Princess Diana was known for her sense of fashion and jewelry, her interest in popular culture, her humanitarian work and her diverse collections. Her clothes have been featured in charity auctions and her jewelry is part of the Crown Jewels collection.
She had a talent for both fun and fashion.
Princess Diana’s spectacular engagement ring is an 18k white gold ring. Adorned with a 12-carat oval Ceylon blue sapphire surrounded by 14 solitaire diamonds, handcrafted by Garrard, the British Crown jeweler. The ring was inspired by a brooch given to Queen Victoria by Prince Albert for their wedding in 1840.
Memories captured in the style of the 80s
High-end Princess Diana memorabilia typifies 1980s style. A few years ago, I had the chance to lecture with a high-ranking member of Princess Diana’s staff, Patrick Jephson, her former Chief of Staff. Jephson was privy to a lot of classified information about the princess – which he has not revealed – and was a kind colleague and fascinating gentleman. As we became friends, I asked him to tell me something about Princess Diana as a collector.
He suggested that she enjoyed collecting hand-painted Herend porcelain animal figurines from Hungary. Like any mother of active young boys, she kept the delicate figurines on display, but out of reach, in her private office in the living quarters of her Kensington Palace home.
This month, as we mark the 25th anniversary of the Princess’ untimely death, many collectors will be bringing items associated with Princess Diana to market. Diana-related collectibles continued to be among the most coveted items in the realm of the royal collection.
Objects run the gamut: Princess Diana paper dolls, costume jewelry tiaras inspired by Spencer’s tiara, Wedgwood jasper trinket boxes, porcelain dolls and figurines in her likeness, Charles and Diana’s keepsake engagement cups, photographs of the Princess dancing with actor John Travolta, autographed biographical books, a Princess Ty Inc. bonnet, royal wedding invitations, tickets to the 2007 Diana benefit concert, postage stamps, commemorative coins and more .

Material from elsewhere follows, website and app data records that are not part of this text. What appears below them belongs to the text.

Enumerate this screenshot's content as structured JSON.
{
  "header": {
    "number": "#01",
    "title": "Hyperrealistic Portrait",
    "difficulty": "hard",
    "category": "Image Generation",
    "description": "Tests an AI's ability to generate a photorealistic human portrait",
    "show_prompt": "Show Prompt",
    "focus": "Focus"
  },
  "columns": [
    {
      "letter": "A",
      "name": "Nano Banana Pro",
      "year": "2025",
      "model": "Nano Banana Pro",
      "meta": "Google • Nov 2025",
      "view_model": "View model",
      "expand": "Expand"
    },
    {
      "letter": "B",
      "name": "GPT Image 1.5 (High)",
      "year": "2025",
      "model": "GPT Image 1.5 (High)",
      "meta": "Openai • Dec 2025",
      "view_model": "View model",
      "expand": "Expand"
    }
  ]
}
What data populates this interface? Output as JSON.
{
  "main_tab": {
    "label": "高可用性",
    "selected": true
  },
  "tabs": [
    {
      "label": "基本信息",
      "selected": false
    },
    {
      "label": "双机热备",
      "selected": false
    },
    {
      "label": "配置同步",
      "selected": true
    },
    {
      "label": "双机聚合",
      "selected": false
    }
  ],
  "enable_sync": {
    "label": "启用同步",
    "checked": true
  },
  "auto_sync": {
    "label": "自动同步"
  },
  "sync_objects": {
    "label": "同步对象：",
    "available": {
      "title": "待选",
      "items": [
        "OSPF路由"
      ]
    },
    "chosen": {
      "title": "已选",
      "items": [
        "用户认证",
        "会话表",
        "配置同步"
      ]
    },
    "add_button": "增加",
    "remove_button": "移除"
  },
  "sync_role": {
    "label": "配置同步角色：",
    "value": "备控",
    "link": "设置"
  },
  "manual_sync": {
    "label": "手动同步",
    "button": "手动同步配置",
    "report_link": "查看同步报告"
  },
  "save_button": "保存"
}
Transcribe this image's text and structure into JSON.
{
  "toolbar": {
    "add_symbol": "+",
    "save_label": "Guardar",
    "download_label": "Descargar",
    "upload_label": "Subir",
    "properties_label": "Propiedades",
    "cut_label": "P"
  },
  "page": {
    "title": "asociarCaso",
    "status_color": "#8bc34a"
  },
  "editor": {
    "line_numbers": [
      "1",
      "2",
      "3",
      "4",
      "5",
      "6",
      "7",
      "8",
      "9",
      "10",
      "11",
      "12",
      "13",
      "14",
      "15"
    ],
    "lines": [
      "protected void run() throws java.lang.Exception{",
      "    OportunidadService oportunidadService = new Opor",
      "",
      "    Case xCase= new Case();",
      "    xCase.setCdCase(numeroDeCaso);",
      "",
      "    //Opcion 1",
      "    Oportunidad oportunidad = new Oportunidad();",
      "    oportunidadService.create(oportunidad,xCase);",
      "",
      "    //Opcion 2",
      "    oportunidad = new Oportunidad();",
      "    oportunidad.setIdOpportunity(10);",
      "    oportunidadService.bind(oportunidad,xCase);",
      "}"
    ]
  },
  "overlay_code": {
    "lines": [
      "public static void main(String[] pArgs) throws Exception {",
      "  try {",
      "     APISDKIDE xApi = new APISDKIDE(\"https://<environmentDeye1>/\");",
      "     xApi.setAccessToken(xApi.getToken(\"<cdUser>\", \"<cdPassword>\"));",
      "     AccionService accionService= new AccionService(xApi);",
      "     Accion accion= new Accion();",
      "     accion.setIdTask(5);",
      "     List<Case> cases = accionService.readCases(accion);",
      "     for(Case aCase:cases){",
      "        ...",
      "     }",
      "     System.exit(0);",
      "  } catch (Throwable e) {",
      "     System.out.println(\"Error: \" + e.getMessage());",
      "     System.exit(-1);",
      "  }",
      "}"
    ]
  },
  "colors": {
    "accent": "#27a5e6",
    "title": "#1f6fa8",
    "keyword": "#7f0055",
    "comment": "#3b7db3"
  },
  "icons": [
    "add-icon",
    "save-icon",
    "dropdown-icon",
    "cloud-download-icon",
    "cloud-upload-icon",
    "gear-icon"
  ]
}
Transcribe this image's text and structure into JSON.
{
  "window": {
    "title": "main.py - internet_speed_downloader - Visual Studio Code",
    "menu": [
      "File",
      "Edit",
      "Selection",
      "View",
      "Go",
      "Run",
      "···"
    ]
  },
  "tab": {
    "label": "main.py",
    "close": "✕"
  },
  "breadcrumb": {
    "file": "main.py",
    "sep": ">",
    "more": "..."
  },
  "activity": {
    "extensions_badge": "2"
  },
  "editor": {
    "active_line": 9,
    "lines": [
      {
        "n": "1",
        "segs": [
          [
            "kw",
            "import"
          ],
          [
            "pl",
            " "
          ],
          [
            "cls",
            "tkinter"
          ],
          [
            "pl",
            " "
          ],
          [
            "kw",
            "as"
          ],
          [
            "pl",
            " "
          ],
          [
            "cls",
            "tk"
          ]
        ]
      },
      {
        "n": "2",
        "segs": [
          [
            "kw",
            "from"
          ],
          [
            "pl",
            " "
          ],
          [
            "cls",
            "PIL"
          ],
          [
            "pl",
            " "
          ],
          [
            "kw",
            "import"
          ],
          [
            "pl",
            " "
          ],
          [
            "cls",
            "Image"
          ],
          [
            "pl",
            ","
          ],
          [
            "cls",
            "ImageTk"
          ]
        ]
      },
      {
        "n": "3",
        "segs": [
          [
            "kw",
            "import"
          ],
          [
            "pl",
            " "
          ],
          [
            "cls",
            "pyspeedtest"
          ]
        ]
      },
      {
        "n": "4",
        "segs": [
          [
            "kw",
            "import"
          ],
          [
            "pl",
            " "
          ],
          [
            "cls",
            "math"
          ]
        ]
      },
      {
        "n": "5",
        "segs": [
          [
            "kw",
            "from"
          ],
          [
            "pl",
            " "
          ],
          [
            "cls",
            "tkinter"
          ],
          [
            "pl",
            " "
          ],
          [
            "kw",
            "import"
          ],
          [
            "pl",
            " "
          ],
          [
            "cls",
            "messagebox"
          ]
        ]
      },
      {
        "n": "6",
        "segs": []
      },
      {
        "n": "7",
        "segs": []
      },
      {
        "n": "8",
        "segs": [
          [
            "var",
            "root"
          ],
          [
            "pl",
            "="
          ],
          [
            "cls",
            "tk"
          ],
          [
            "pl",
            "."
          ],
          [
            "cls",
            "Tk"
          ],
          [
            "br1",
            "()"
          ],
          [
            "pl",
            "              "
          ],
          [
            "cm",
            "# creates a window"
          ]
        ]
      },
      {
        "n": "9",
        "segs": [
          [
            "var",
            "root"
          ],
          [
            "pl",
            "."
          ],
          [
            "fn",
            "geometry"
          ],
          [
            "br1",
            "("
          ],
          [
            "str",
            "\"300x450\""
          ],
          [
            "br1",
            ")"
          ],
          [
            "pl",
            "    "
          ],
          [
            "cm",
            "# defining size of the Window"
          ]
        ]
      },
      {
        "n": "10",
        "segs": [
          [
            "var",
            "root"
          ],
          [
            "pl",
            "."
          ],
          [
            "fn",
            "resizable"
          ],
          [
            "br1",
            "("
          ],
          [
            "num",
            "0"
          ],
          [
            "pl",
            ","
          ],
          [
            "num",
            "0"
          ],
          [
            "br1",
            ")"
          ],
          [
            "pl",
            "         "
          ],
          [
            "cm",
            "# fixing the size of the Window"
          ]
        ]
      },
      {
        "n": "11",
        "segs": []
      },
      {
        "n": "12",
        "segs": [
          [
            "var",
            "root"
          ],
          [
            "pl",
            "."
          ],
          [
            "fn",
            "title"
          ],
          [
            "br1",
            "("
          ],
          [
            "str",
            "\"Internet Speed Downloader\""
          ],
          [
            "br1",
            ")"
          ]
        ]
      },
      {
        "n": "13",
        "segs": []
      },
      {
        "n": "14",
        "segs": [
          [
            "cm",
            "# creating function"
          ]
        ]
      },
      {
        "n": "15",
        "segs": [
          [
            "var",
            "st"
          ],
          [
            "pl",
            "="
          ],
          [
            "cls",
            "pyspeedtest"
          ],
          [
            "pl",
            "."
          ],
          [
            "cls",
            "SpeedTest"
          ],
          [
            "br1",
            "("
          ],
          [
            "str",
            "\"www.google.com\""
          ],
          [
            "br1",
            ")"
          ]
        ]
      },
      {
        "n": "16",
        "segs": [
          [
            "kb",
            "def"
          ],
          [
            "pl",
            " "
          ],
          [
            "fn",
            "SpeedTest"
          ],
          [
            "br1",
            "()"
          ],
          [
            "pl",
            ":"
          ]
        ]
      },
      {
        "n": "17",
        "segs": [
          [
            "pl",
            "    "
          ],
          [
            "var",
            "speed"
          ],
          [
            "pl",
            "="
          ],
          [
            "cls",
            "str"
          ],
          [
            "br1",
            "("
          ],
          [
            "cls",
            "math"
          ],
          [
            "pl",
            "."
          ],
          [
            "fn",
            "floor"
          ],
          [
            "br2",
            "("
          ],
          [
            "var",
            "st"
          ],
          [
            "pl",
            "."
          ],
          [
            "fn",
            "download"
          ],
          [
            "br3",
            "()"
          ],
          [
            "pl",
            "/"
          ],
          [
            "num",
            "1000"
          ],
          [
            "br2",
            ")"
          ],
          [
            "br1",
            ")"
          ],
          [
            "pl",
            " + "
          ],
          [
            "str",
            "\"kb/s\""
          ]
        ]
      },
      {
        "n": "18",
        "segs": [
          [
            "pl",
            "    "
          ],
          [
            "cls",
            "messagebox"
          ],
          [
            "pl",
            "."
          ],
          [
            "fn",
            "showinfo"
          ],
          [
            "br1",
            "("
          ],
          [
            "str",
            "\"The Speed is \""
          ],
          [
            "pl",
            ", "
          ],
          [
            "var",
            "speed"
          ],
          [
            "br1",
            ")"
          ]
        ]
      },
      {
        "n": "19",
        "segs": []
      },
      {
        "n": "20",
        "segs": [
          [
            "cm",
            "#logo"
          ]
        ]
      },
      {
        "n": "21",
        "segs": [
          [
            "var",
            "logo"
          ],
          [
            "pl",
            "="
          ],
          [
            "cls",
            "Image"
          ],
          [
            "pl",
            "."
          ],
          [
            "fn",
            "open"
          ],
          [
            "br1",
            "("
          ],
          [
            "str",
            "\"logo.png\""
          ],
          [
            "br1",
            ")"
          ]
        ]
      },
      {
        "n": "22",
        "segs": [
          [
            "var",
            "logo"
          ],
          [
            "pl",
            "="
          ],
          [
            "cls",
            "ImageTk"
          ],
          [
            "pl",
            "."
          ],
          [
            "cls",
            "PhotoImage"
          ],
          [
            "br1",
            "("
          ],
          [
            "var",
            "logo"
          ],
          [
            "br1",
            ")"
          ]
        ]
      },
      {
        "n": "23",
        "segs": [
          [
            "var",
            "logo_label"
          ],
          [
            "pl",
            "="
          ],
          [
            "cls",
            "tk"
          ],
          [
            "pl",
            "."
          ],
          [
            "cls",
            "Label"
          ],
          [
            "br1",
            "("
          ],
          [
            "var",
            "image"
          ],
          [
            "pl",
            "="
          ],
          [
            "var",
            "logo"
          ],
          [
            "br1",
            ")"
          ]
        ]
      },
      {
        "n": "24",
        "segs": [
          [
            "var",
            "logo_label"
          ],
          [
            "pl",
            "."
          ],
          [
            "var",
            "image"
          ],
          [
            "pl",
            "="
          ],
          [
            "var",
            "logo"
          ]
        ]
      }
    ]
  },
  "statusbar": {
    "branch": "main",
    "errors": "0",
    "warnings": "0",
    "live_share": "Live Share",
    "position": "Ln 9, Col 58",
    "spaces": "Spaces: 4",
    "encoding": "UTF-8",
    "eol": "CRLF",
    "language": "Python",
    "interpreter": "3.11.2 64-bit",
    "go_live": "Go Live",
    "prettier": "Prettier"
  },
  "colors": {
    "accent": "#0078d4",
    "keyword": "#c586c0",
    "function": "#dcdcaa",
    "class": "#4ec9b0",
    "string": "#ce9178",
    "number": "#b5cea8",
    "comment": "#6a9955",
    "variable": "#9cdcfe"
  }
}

These coins will peak in interest and value during the summer of 2022 until the anniversary date of his death on August 31. The values of Princess Diana collectibles are expected to increase by 10% to 25% during this time. , collectors actively seeking to enrich their collections.
Buyers and sellers online will be ready to remember the “people’s princess” by swapping items relating to this royal figure that date from the 1970s, 1980s and 1990s.
Birthdays of all kinds always impact interest, especially in active royals and celebrity markets. This anniversary recalls the work of a late 20th century humanitarian and celebrity.
With a doctorate. from Penn State University, Lori Verderame is an award-winning antiques appraiser, author, and television personality who appeared on the History Channel’s hit show “The Curse of Oak Island.” She provides appraisal value information at DrLoriV.com and Youtube.com/DrLoriV or call 888-431-1010.